#### Directions:
Which lines in the records below contain the word "mode"? Report each of them.

Dataset rows for apps and sites
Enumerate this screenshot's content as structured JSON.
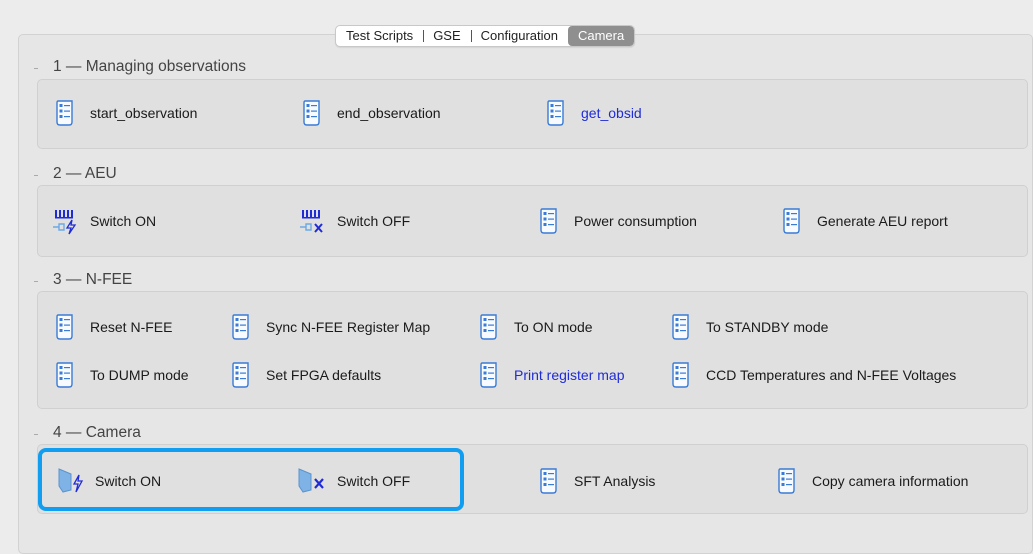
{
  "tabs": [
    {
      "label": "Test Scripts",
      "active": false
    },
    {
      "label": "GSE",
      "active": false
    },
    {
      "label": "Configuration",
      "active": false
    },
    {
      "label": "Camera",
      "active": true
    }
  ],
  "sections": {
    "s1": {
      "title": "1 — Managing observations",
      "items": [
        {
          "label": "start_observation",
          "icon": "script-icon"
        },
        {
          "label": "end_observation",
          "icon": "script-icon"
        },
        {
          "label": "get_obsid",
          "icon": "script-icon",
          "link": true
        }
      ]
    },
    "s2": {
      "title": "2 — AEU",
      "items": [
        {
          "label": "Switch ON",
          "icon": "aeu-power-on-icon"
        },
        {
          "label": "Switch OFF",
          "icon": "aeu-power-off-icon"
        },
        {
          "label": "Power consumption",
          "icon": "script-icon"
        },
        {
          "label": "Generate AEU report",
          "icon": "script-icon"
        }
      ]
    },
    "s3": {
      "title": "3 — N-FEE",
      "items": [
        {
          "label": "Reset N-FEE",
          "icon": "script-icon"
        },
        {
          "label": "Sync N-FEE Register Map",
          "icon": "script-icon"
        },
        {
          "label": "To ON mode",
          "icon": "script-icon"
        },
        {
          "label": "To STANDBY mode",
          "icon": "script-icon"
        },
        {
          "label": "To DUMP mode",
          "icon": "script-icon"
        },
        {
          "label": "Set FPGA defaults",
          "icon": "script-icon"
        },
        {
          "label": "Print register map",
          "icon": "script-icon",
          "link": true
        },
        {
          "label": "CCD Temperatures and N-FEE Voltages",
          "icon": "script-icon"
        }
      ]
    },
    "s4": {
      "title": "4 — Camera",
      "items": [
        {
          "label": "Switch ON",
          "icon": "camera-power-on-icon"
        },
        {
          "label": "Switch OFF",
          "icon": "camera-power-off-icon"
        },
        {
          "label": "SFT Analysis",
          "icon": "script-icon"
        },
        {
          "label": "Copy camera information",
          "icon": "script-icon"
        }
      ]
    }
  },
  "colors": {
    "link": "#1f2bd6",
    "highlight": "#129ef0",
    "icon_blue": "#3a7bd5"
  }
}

#### Exercise result:
          "label": "To ON mode",
          "label": "To STANDBY mode",
          "label": "To DUMP mode",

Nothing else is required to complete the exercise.